Opponents say the state should not borrow money to finance a cancer research program while the state has a fiscal surplus and could pay for the program out of general revenue. By borrowing $3 billion to pay for the cancer research program, the state would end up paying $4.6 billion for the cancer research program. The extra $1.6 billion would be used to pay the interest on the general obligation bonds instead of being used for cancer research. The extra $1.6 billion could be better spent by providing other benefits to the residents of the state, such as expanding the CHIP program, paying for schools, or building roads.
Critics say finding a cure for cancer is an international issue. Coordinated national and international efforts are needed, and Texas should not provide a disproportionate share of the research funds needed for finding a cure for cancer that will benefit all mankind. Furthermore, the state should not put a higher priority on cancer research over other state issues including public education, higher education, and other health and human service issues. The state should not limit funding to cancer research when there are many other diseases that affect Texans, including heart disease, obesity, and diabetes.
Proposed Amendment 16 would provide for the issuance of $250 million in general obligation bonds by the Texas Water Development Board to provide assistance to economically distressed areas.
The Texas Water Development Board operates the economically distressed areas program which provides financial assistance in the form of grants and loans to political subdivisions to bring water and wastewater services to economically distressed areas primarily in rural communities and along the Texas-Mexico border. The political subdivision that requests the financial assistance must pay for the maintenance and operation of each project.
Supporters say that despite the success of the economically distressed areas program, many Texas residents continue to lack water and wastewater infrastructure. Unless additional funding is provided, many residents of unincorporated and economically distressed areas will be forced to continue to live in communities lacking basic infrastructure.
The program has administered more than $500 million in state and federal funds to provide assistance to economically distressed communities located primarily along the Texas-Mexico border. The Texas Water Development Board estimates that economically distressed areas program communities require an additional $5.4 billion to meet those communities’ water and wastewater infrastructure needs. The board, however, has only $12 million in bond authority remaining, and the federal government has reduced its funding for the construction of water and wastewater projects along the border.

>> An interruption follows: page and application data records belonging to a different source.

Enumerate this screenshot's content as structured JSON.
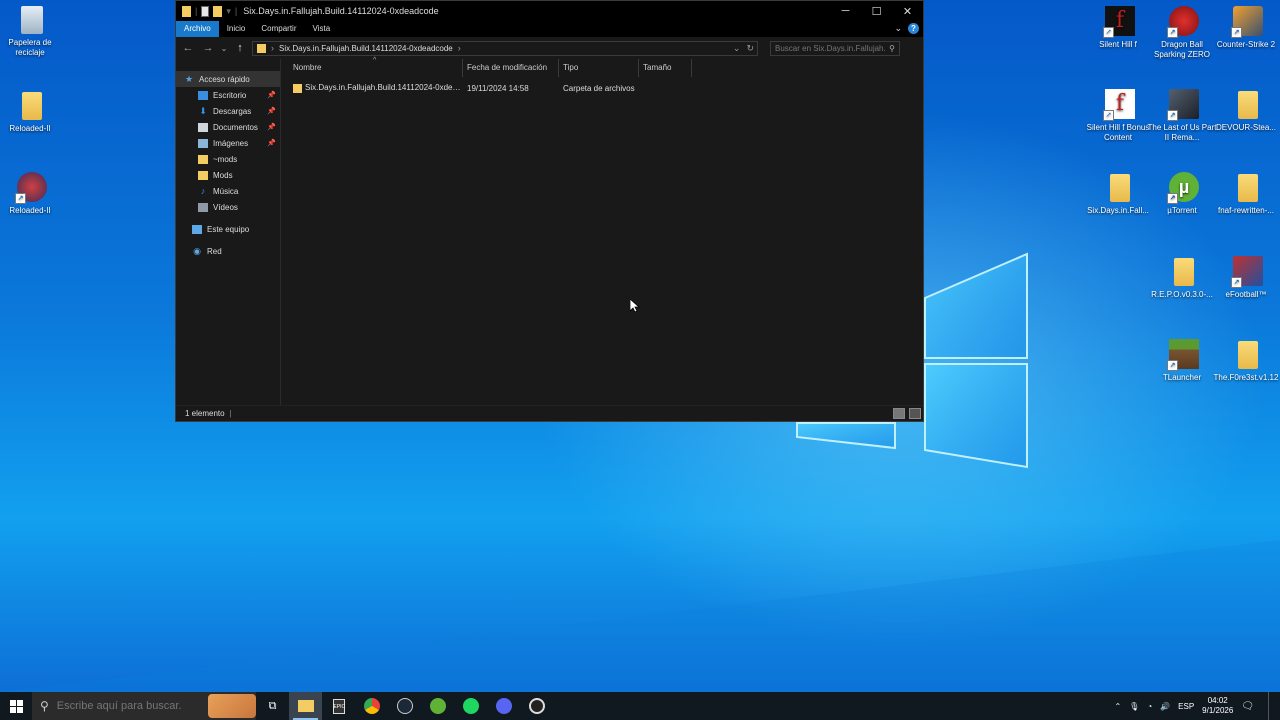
{
  "desktop": {
    "icons_left": [
      {
        "label": "Papelera de reciclaje",
        "icon": "recycle-bin-icon"
      },
      {
        "label": "Reloaded-II",
        "icon": "folder-icon"
      },
      {
        "label": "Reloaded-II",
        "icon": "reloaded-app-icon"
      }
    ],
    "icons_right": [
      {
        "label": "Silent Hill f",
        "icon": "silent-hill-icon"
      },
      {
        "label": "Dragon Ball Sparking ZERO",
        "icon": "dragon-ball-icon"
      },
      {
        "label": "Counter-Strike 2",
        "icon": "counter-strike-icon"
      },
      {
        "label": "Silent Hill f Bonus Content",
        "icon": "silent-hill-icon"
      },
      {
        "label": "The Last of Us Part II Rema...",
        "icon": "last-of-us-icon"
      },
      {
        "label": "DEVOUR-Stea...",
        "icon": "folder-icon"
      },
      {
        "label": "Six.Days.in.Fall...",
        "icon": "folder-icon"
      },
      {
        "label": "µTorrent",
        "icon": "utorrent-icon"
      },
      {
        "label": "fnaf-rewritten-...",
        "icon": "folder-icon"
      },
      {
        "label": "R.E.P.O.v0.3.0-...",
        "icon": "folder-icon"
      },
      {
        "label": "eFootball™",
        "icon": "efootball-icon"
      },
      {
        "label": "TLauncher",
        "icon": "minecraft-icon"
      },
      {
        "label": "The.F0re3st.v1.12",
        "icon": "folder-icon"
      }
    ]
  },
  "explorer": {
    "title": "Six.Days.in.Fallujah.Build.14112024-0xdeadcode",
    "ribbon_tabs": [
      "Archivo",
      "Inicio",
      "Compartir",
      "Vista"
    ],
    "address": "Six.Days.in.Fallujah.Build.14112024-0xdeadcode",
    "search_placeholder": "Buscar en Six.Days.in.Fallujah....",
    "nav": {
      "quick_access": "Acceso rápido",
      "pinned": [
        {
          "label": "Escritorio",
          "icon": "desktop-icon"
        },
        {
          "label": "Descargas",
          "icon": "download-icon"
        },
        {
          "label": "Documentos",
          "icon": "documents-icon"
        },
        {
          "label": "Imágenes",
          "icon": "pictures-icon"
        }
      ],
      "unpinned": [
        {
          "label": "~mods",
          "icon": "folder-icon"
        },
        {
          "label": "Mods",
          "icon": "folder-icon"
        },
        {
          "label": "Música",
          "icon": "music-icon"
        },
        {
          "label": "Vídeos",
          "icon": "videos-icon"
        }
      ],
      "this_pc": "Este equipo",
      "network": "Red"
    },
    "columns": [
      "Nombre",
      "Fecha de modificación",
      "Tipo",
      "Tamaño"
    ],
    "files": [
      {
        "name": "Six.Days.in.Fallujah.Build.14112024-0xdea...",
        "modified": "19/11/2024 14:58",
        "type": "Carpeta de archivos",
        "size": ""
      }
    ],
    "status": "1 elemento"
  },
  "taskbar": {
    "search_placeholder": "Escribe aquí para buscar.",
    "apps": [
      "task-view-icon",
      "file-explorer-icon",
      "epic-games-icon",
      "chrome-icon",
      "steam-icon",
      "utorrent-icon",
      "spotify-icon",
      "discord-icon",
      "steelseries-icon"
    ],
    "language": "ESP",
    "time": "04:02",
    "date": "9/1/2026"
  }
}
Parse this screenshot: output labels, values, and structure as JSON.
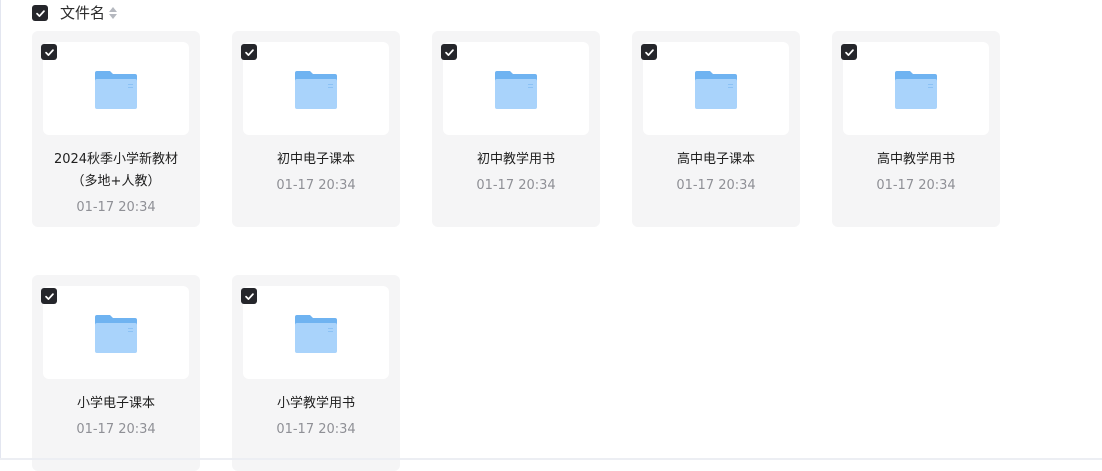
{
  "header": {
    "column_label": "文件名"
  },
  "files": [
    {
      "name": "2024秋季小学新教材\n（多地+人教）",
      "time": "01-17 20:34"
    },
    {
      "name": "初中电子课本",
      "time": "01-17 20:34"
    },
    {
      "name": "初中教学用书",
      "time": "01-17 20:34"
    },
    {
      "name": "高中电子课本",
      "time": "01-17 20:34"
    },
    {
      "name": "高中教学用书",
      "time": "01-17 20:34"
    },
    {
      "name": "小学电子课本",
      "time": "01-17 20:34"
    },
    {
      "name": "小学教学用书",
      "time": "01-17 20:34"
    }
  ],
  "colors": {
    "checkbox": "#25262b",
    "card_bg": "#f5f5f6",
    "folder_front": "#a9d3fb",
    "folder_back": "#6fb3f1",
    "time_text": "#8f9096"
  }
}
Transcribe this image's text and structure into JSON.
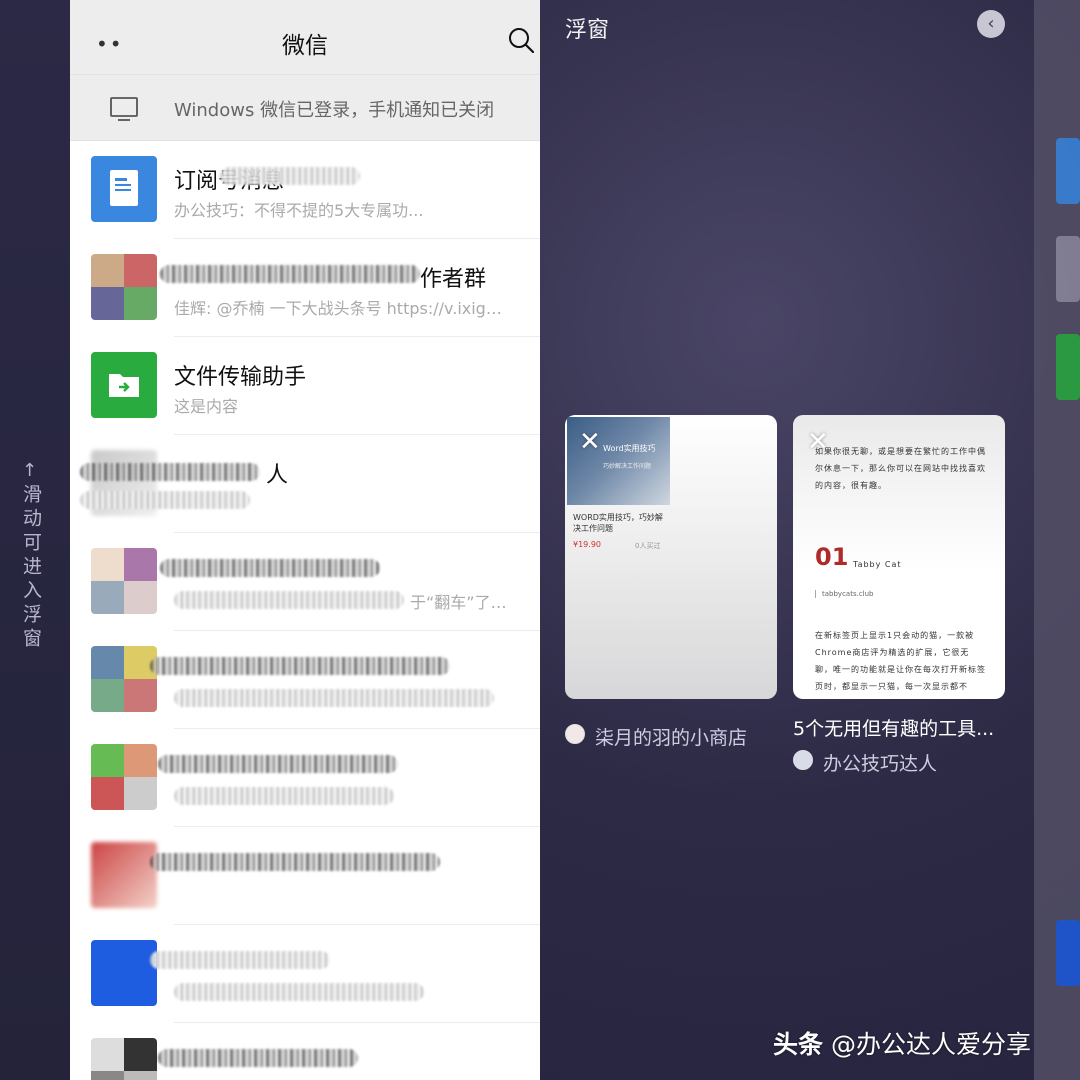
{
  "side_hint": {
    "text": "滑动可进入浮窗",
    "arrow": "↑"
  },
  "wechat": {
    "title": "微信",
    "menu_dots": "••",
    "notice": "Windows 微信已登录，手机通知已关闭",
    "chats": [
      {
        "name": "订阅号消息",
        "message": "办公技巧：不得不提的5大专属功...",
        "avatar": "doc-icon",
        "color": "#3a87e0"
      },
      {
        "name": "作者群",
        "message": "佳辉: @乔楠 一下大战头条号 https://v.ixigu...",
        "avatar": "group-grid"
      },
      {
        "name": "文件传输助手",
        "message": "这是内容",
        "avatar": "file-transfer-icon",
        "color": "#2aab3f"
      },
      {
        "name": "人",
        "message": "",
        "avatar": "blurred"
      },
      {
        "name": "",
        "message": "于“翻车”了。...",
        "avatar": "group-grid"
      },
      {
        "name": "",
        "message": "",
        "avatar": "group-grid"
      },
      {
        "name": "",
        "message": "",
        "avatar": "group-grid"
      },
      {
        "name": "",
        "message": "",
        "avatar": "blurred"
      },
      {
        "name": "",
        "message": "",
        "avatar": "blurred-blue"
      },
      {
        "name": "",
        "message": "",
        "avatar": "group-grid"
      }
    ]
  },
  "float": {
    "title": "浮窗",
    "collapse_icon": "‹",
    "cards": [
      {
        "close": "✕",
        "product_image_title": "Word实用技巧",
        "product_image_sub": "巧妙解决工作问题",
        "desc": "WORD实用技巧，巧妙解决工作问题",
        "price": "¥19.90",
        "sold": "0人买过",
        "source": "柒月的羽的小商店"
      },
      {
        "close": "✕",
        "para1": "如果你很无聊，或是想要在繁忙的工作中偶尔休息一下，那么你可以在网站中找找喜欢的内容，很有趣。",
        "number": "01",
        "category": "Tabby Cat",
        "url": "tabbycats.club",
        "para2": "在新标签页上显示1只会动的猫，一款被Chrome商店评为精选的扩展，它很无聊，唯一的功能就是让你在每次打开新标签页时，都显示一只猫，每一次显示都不",
        "title": "5个无用但有趣的工具...",
        "source": "办公技巧达人"
      }
    ]
  },
  "watermark": {
    "brand": "头条",
    "handle": "@办公达人爱分享"
  }
}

Supporters argue that extending water service to unincorporated and economically distressed areas would benefit the economy in those areas. Many of the communities that lack adequate water and wastewater infrastructure are poor. Building water lines would enable businesses to move into those communities, improving the tax base and creating jobs for residents.
The program would benefit the environment by reducing the amount of polluted wastewater discharged into state streams and bays.
Opponents say the economically distressed areas program should not be expanded. Since 1989, when the program was created, the Texas Water Development Board has received more than $500 million in state and federal funds. The problem the program was intended to address, however, has not been resolved. Continuing to extend water lines to unincorporated areas could even prove to be counterproductive because this action encourages people to move into regions that are costly to serve.
And that, Texas voters, is a wrap of participatory democracy for this election cycle.